[The records — start]

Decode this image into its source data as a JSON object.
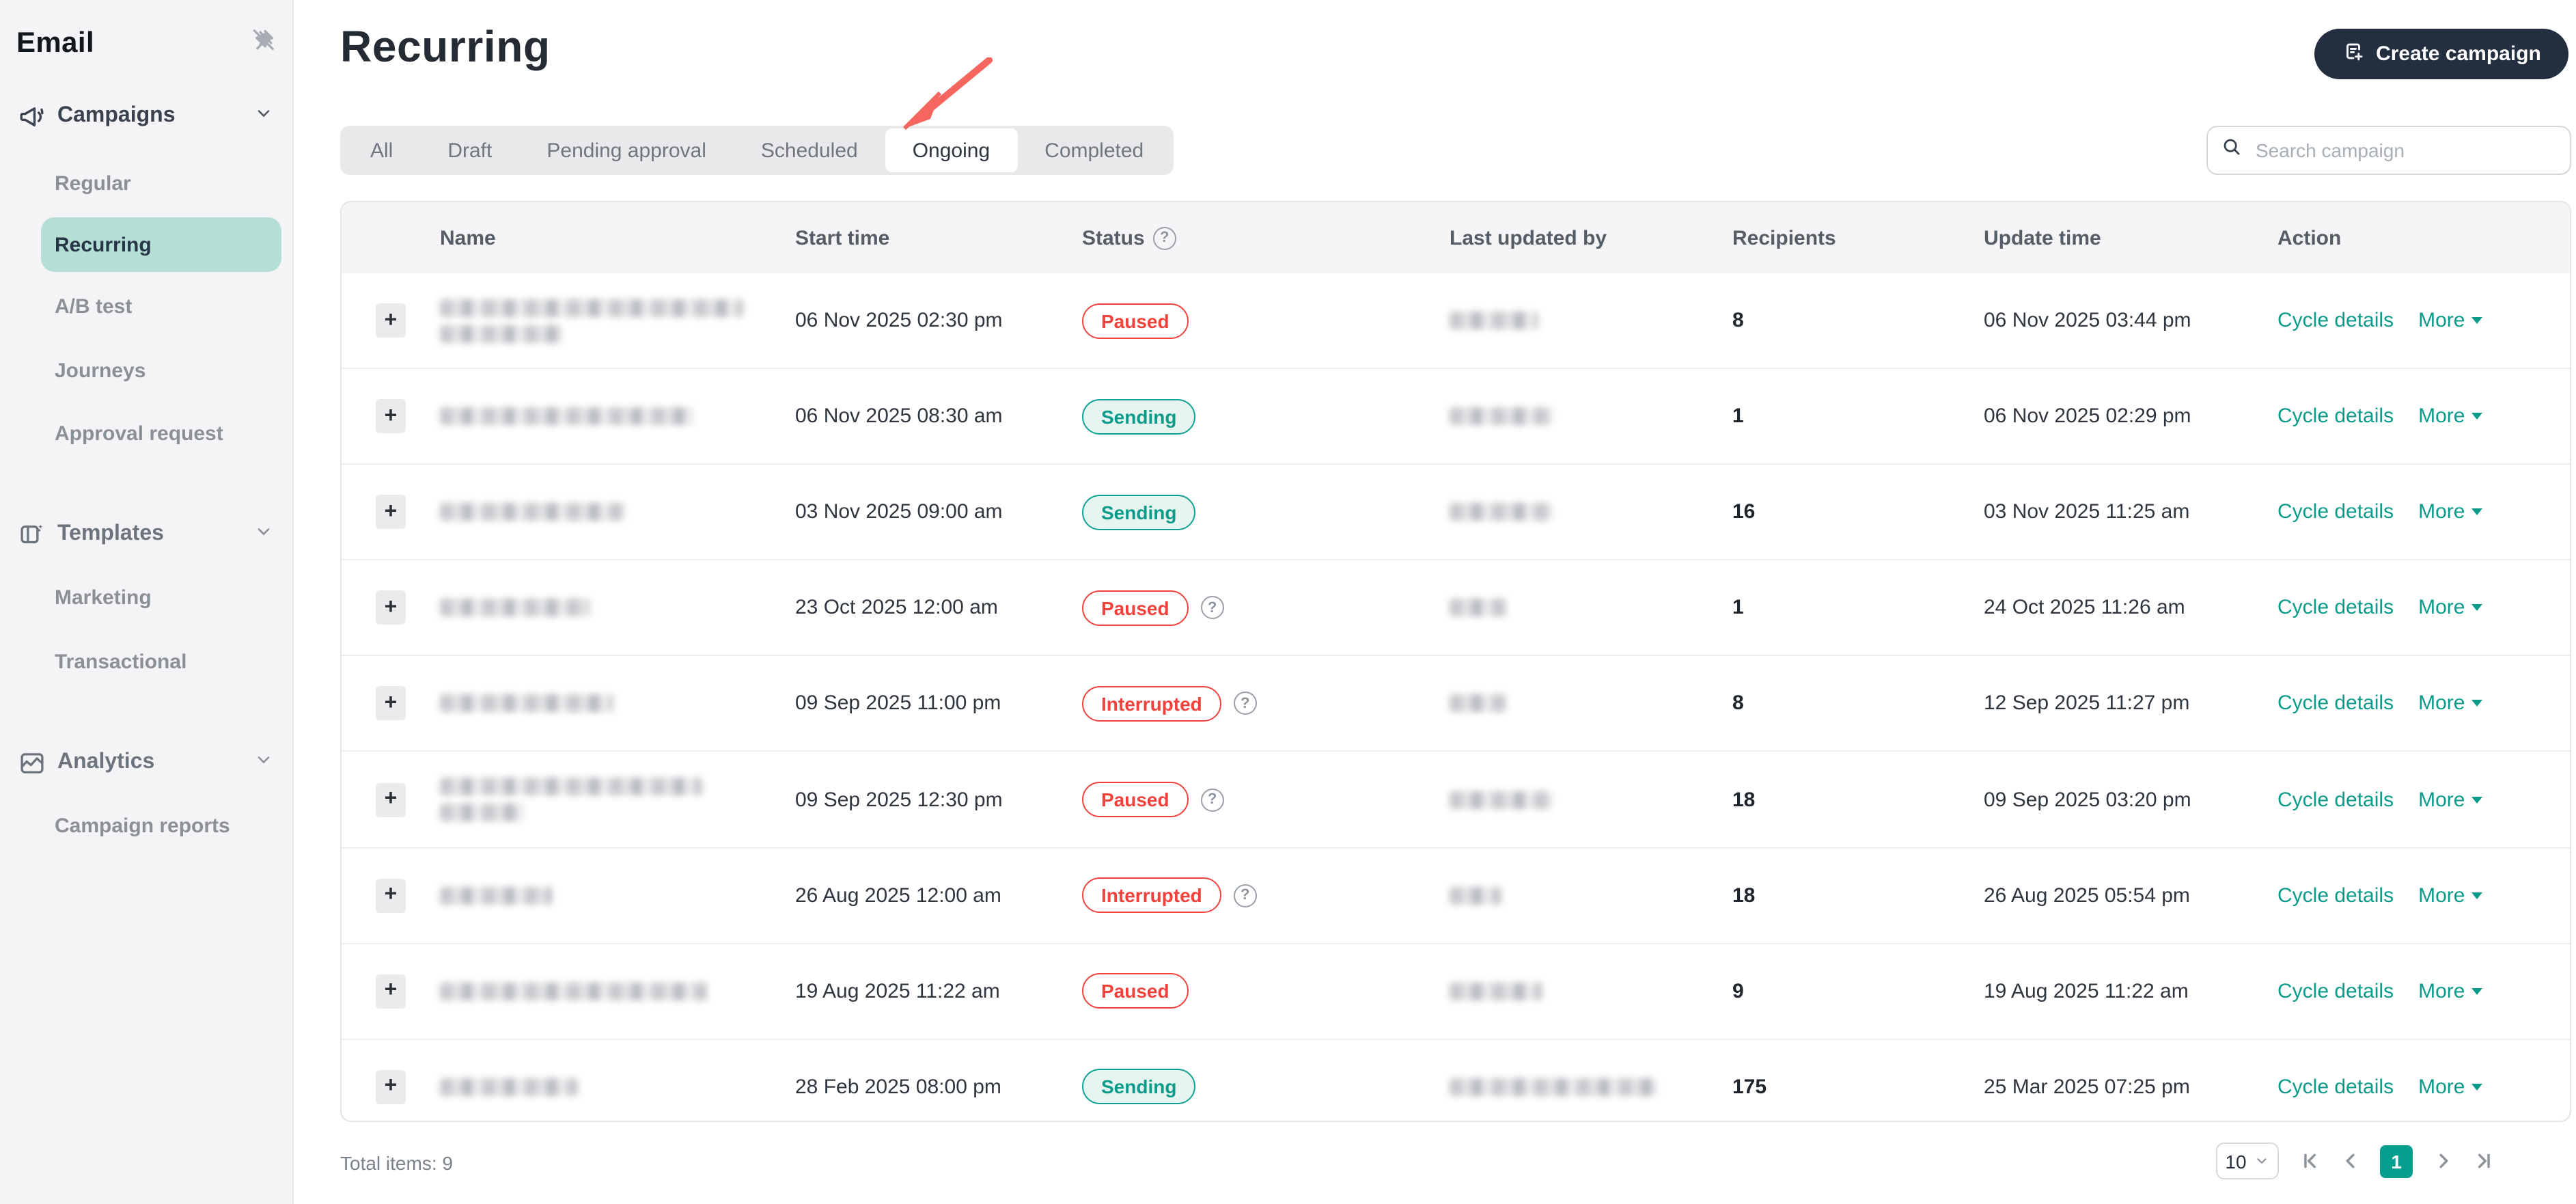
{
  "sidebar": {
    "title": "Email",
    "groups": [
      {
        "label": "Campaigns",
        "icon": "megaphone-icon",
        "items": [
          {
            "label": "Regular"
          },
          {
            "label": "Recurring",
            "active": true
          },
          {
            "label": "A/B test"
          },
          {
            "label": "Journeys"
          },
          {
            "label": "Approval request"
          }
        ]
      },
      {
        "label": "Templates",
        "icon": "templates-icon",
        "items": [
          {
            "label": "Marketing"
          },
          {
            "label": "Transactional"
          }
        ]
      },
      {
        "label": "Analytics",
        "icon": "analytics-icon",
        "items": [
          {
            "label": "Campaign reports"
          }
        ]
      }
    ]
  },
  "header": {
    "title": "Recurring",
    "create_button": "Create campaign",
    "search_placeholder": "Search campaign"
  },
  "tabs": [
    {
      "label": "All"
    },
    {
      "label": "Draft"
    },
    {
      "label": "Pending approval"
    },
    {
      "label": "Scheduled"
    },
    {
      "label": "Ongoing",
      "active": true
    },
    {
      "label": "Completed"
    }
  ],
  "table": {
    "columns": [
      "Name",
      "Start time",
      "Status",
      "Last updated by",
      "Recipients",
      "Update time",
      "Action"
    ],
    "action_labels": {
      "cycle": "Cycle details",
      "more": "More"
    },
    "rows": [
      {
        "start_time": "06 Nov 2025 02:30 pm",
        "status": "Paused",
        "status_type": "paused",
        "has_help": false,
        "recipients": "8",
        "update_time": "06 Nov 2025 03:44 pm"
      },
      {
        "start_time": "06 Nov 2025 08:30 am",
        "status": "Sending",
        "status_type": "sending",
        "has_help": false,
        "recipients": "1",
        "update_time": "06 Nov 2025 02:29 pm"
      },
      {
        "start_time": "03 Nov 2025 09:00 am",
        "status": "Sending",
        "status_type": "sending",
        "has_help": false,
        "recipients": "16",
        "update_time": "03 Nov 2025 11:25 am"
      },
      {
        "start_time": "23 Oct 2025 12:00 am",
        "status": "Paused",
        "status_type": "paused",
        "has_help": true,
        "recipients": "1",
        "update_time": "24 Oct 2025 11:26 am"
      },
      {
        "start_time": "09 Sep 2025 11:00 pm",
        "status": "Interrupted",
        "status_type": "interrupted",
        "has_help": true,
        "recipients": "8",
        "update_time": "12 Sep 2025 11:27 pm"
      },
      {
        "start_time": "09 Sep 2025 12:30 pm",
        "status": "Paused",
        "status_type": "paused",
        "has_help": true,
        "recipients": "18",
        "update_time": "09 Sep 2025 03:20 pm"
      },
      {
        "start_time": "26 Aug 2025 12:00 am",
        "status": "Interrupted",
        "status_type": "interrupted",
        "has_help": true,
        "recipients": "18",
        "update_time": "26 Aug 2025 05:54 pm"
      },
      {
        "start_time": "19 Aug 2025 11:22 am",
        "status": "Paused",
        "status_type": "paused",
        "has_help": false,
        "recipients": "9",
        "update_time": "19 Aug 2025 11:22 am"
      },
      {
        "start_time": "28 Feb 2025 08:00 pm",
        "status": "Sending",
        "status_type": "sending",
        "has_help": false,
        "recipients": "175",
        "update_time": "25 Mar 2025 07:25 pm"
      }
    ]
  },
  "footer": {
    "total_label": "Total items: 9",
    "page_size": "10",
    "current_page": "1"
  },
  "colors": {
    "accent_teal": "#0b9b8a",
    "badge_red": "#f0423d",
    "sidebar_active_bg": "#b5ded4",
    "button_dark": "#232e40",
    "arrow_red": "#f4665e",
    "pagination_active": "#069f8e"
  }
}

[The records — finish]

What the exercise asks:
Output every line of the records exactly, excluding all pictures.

Result of the task:
Decode this image into its source data as a JSON object.
{
  "sidebar": {
    "title": "Email",
    "groups": [
      {
        "label": "Campaigns",
        "icon": "megaphone-icon",
        "items": [
          {
            "label": "Regular"
          },
          {
            "label": "Recurring",
            "active": true
          },
          {
            "label": "A/B test"
          },
          {
            "label": "Journeys"
          },
          {
            "label": "Approval request"
          }
        ]
      },
      {
        "label": "Templates",
        "icon": "templates-icon",
        "items": [
          {
            "label": "Marketing"
          },
          {
            "label": "Transactional"
          }
        ]
      },
      {
        "label": "Analytics",
        "icon": "analytics-icon",
        "items": [
          {
            "label": "Campaign reports"
          }
        ]
      }
    ]
  },
  "header": {
    "title": "Recurring",
    "create_button": "Create campaign",
    "search_placeholder": "Search campaign"
  },
  "tabs": [
    {
      "label": "All"
    },
    {
      "label": "Draft"
    },
    {
      "label": "Pending approval"
    },
    {
      "label": "Scheduled"
    },
    {
      "label": "Ongoing",
      "active": true
    },
    {
      "label": "Completed"
    }
  ],
  "table": {
    "columns": [
      "Name",
      "Start time",
      "Status",
      "Last updated by",
      "Recipients",
      "Update time",
      "Action"
    ],
    "action_labels": {
      "cycle": "Cycle details",
      "more": "More"
    },
    "rows": [
      {
        "start_time": "06 Nov 2025 02:30 pm",
        "status": "Paused",
        "status_type": "paused",
        "has_help": false,
        "recipients": "8",
        "update_time": "06 Nov 2025 03:44 pm"
      },
      {
        "start_time": "06 Nov 2025 08:30 am",
        "status": "Sending",
        "status_type": "sending",
        "has_help": false,
        "recipients": "1",
        "update_time": "06 Nov 2025 02:29 pm"
      },
      {
        "start_time": "03 Nov 2025 09:00 am",
        "status": "Sending",
        "status_type": "sending",
        "has_help": false,
        "recipients": "16",
        "update_time": "03 Nov 2025 11:25 am"
      },
      {
        "start_time": "23 Oct 2025 12:00 am",
        "status": "Paused",
        "status_type": "paused",
        "has_help": true,
        "recipients": "1",
        "update_time": "24 Oct 2025 11:26 am"
      },
      {
        "start_time": "09 Sep 2025 11:00 pm",
        "status": "Interrupted",
        "status_type": "interrupted",
        "has_help": true,
        "recipients": "8",
        "update_time": "12 Sep 2025 11:27 pm"
      },
      {
        "start_time": "09 Sep 2025 12:30 pm",
        "status": "Paused",
        "status_type": "paused",
        "has_help": true,
        "recipients": "18",
        "update_time": "09 Sep 2025 03:20 pm"
      },
      {
        "start_time": "26 Aug 2025 12:00 am",
        "status": "Interrupted",
        "status_type": "interrupted",
        "has_help": true,
        "recipients": "18",
        "update_time": "26 Aug 2025 05:54 pm"
      },
      {
        "start_time": "19 Aug 2025 11:22 am",
        "status": "Paused",
        "status_type": "paused",
        "has_help": false,
        "recipients": "9",
        "update_time": "19 Aug 2025 11:22 am"
      },
      {
        "start_time": "28 Feb 2025 08:00 pm",
        "status": "Sending",
        "status_type": "sending",
        "has_help": false,
        "recipients": "175",
        "update_time": "25 Mar 2025 07:25 pm"
      }
    ]
  },
  "footer": {
    "total_label": "Total items: 9",
    "page_size": "10",
    "current_page": "1"
  },
  "colors": {
    "accent_teal": "#0b9b8a",
    "badge_red": "#f0423d",
    "sidebar_active_bg": "#b5ded4",
    "button_dark": "#232e40",
    "arrow_red": "#f4665e",
    "pagination_active": "#069f8e"
  }
}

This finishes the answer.